An American college student in Taiwan (Scarlett Johansson) is begged by her boyfriend Richard (Pilou Asbæk, "A Hijacking") to deliver a locked briefcase after an all night partying binge. She objects, but when he suddenly handcuffs it to her she has no other choice. When, as instructed, she asks for Mr. Jang (Min-sik Choi, "Oldboy"), she's already unnerved, but when she sees Richard splattered against the lobby glass by gunfire and is hustled into an elevator by Jang's thugs, the future looks dire for "Lucy."
Laura's Review: D+
I was tempted to say 'what a load of crap' and leave it at that, but here goes. Writer/director Luc Besson ("La Femme Nikita," "The Professional") leans on the old myth that humans only use 10% of their brains to spin his tale of a drug mule whose surgically embedded package of synthetic CPH4 leaks, delivering a lethal dose which opens her mind to its full capacity. Unfortunately that's the most plausible idea in his screenplay, an undisciplined piece of hackery apparently aimed at twelve year-old boys.

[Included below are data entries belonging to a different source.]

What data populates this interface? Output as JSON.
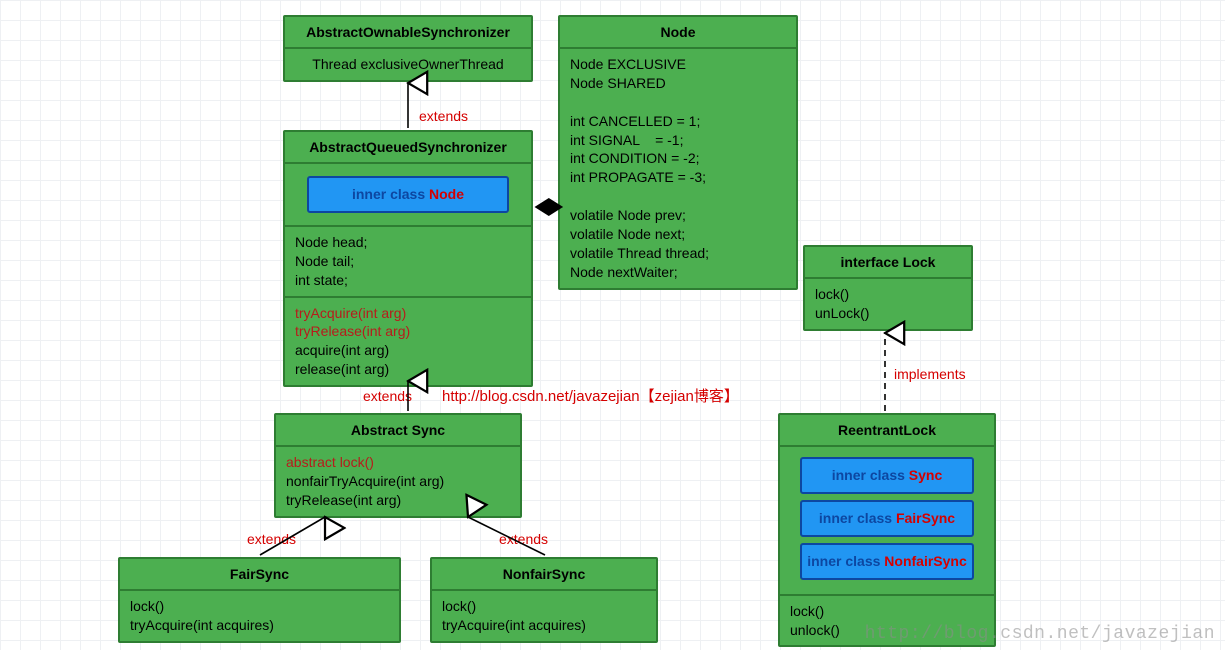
{
  "aos": {
    "title": "AbstractOwnableSynchronizer",
    "field": "Thread exclusiveOwnerThread"
  },
  "aqs": {
    "title": "AbstractQueuedSynchronizer",
    "inner_prefix": "inner class ",
    "inner_name": "Node",
    "fields": "Node head;\nNode tail;\nint state;",
    "methods_red1": "tryAcquire(int arg)",
    "methods_red2": "tryRelease(int arg)",
    "methods_plain": "acquire(int arg)\nrelease(int arg)"
  },
  "node": {
    "title": "Node",
    "body": "Node EXCLUSIVE\nNode SHARED\n\nint CANCELLED = 1;\nint SIGNAL    = -1;\nint CONDITION = -2;\nint PROPAGATE = -3;\n\nvolatile Node prev;\nvolatile Node next;\nvolatile Thread thread;\nNode nextWaiter;"
  },
  "lock": {
    "title": "interface Lock",
    "methods": "lock()\nunLock()"
  },
  "sync": {
    "title": "Abstract Sync",
    "m_red": "abstract lock()",
    "m_plain": "nonfairTryAcquire(int arg)\ntryRelease(int arg)"
  },
  "fair": {
    "title": "FairSync",
    "methods": "lock()\ntryAcquire(int acquires)"
  },
  "nonfair": {
    "title": "NonfairSync",
    "methods": "lock()\ntryAcquire(int acquires)"
  },
  "reentrant": {
    "title": "ReentrantLock",
    "inner_prefix": "inner class ",
    "inner1": "Sync",
    "inner2": "FairSync",
    "inner3": "NonfairSync",
    "methods": "lock()\nunlock()"
  },
  "labels": {
    "ext1": "extends",
    "ext2": "extends",
    "ext3": "extends",
    "ext4": "extends",
    "impl": "implements"
  },
  "blog": {
    "url": "http://blog.csdn.net/javazejian",
    "suffix": "【zejian博客】"
  },
  "watermark": "http://blog.csdn.net/javazejian"
}
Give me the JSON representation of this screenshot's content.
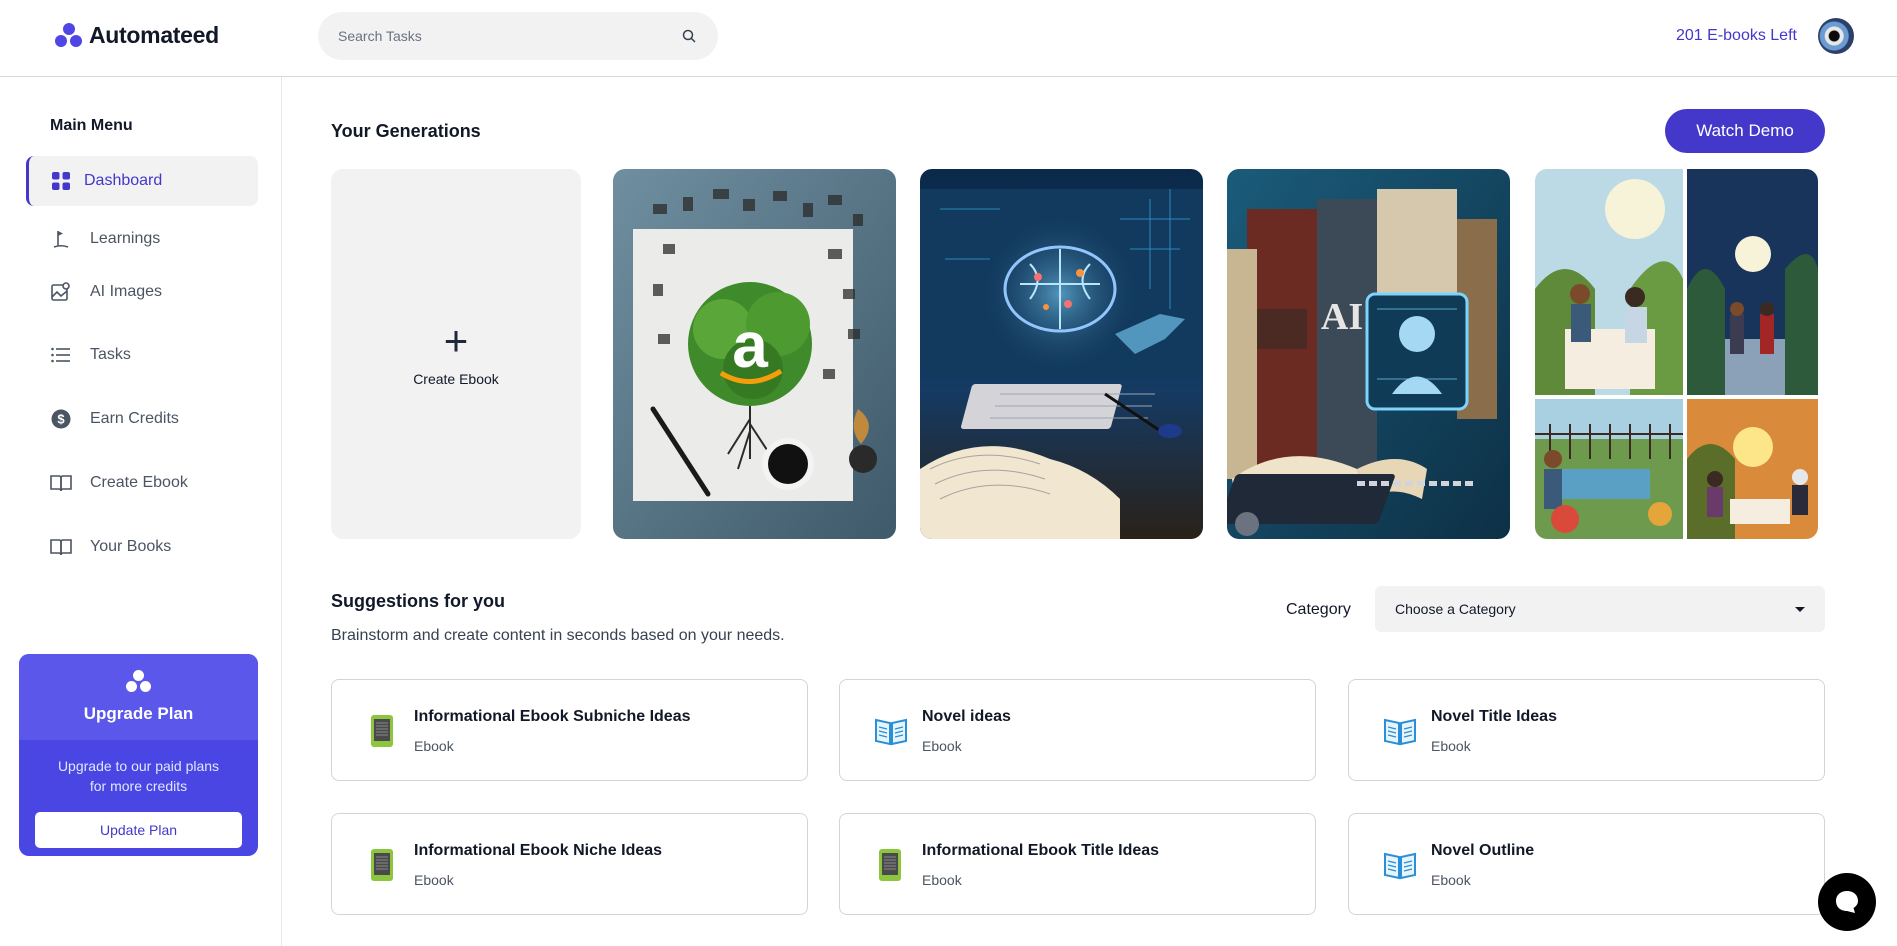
{
  "header": {
    "brand": "Automateed",
    "search_placeholder": "Search Tasks",
    "credits_left": "201 E-books Left"
  },
  "sidebar": {
    "menu_title": "Main Menu",
    "items": [
      {
        "label": "Dashboard",
        "icon": "grid-icon",
        "active": true
      },
      {
        "label": "Learnings",
        "icon": "golf-flag-icon"
      },
      {
        "label": "AI Images",
        "icon": "image-icon"
      },
      {
        "label": "Tasks",
        "icon": "list-icon"
      },
      {
        "label": "Earn Credits",
        "icon": "dollar-icon"
      },
      {
        "label": "Create Ebook",
        "icon": "book-icon"
      },
      {
        "label": "Your Books",
        "icon": "book-icon"
      }
    ],
    "upgrade": {
      "title": "Upgrade Plan",
      "description": "Upgrade to our paid plans for more credits",
      "button": "Update Plan"
    }
  },
  "generations": {
    "title": "Your Generations",
    "watch_demo": "Watch Demo",
    "create_label": "Create Ebook",
    "images": [
      "amazon-tree-book-cover",
      "ai-brain-computer-cover",
      "ai-books-cover",
      "couple-romance-collage-cover"
    ],
    "overlay_texts": [
      "a",
      "AI"
    ]
  },
  "suggestions": {
    "title": "Suggestions for you",
    "description": "Brainstorm and create content in seconds based on your needs.",
    "category_label": "Category",
    "category_value": "Choose a Category",
    "cards": [
      {
        "title": "Informational Ebook Subniche Ideas",
        "subtitle": "Ebook",
        "icon": "ebook-reader-icon"
      },
      {
        "title": "Novel ideas",
        "subtitle": "Ebook",
        "icon": "open-book-icon"
      },
      {
        "title": "Novel Title Ideas",
        "subtitle": "Ebook",
        "icon": "open-book-icon"
      },
      {
        "title": "Informational Ebook Niche Ideas",
        "subtitle": "Ebook",
        "icon": "ebook-reader-icon"
      },
      {
        "title": "Informational Ebook Title Ideas",
        "subtitle": "Ebook",
        "icon": "ebook-reader-icon"
      },
      {
        "title": "Novel Outline",
        "subtitle": "Ebook",
        "icon": "open-book-icon"
      }
    ]
  },
  "colors": {
    "accent": "#4338ca",
    "upgrade_bg": "#4a46e4",
    "card_bg": "#f2f2f3"
  }
}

Giving a very similar performance to her great work in "Under the Skin," Johansson's tranced out dehumanization mixed with wonder is about as fine as anyone could do given this material, where fast firing brain neurons apparently increase one's laptop RAM to something approaching the speed of light. Besson crosscuts the beginning of Lucy's ordeal with a lecture being given by Professor Norman (Morgan Freeman) about his bogus brain theory. After Lucy goes all Nikita on her captors, she determines the destinations of the other three mules (by reading Jang's brain with her thumbs), tells her roommate Caroline (Analeigh Tipton, "Crazy, Stupid, Love.") how to avoid imminent kidney problems, has surgery, speed reads Norman's research, and contacts Paris police Captain Pierre Del Rio (Amr Waked, "Salmon Fishing in the Yemen") to alert him to the drugs arriving in Rome, Berlin and his home town. She then teams up with him to get the drugs and after taking out Jang's men once again, races with Del Rio to Norman in a CGI-heavy chase sequence. Lucy's seeking guidance and Norman has little to offer other than to share her knowledge. So as she becomes her own computer, looking like a Spider-Man lab experiment gone wrong, she time travels all the way back to her prehistoric namesake, probably blowing the creature's mind in such a way as to change the fabric of life on Earth as we know it, if not outright destroying it. There are wannabe "Inception" moments, sped up scenes of humans en masse and cuts to cheetahs taking down gazelles. Besson vomits cinematic nonsense all over the screen hoping no one will notice the illogic it's built upon. "Lucy" makes Neil Burger's similarly themed "Limitless" look like a masterpiece in comparison. Grade:
Robin's Review: DNS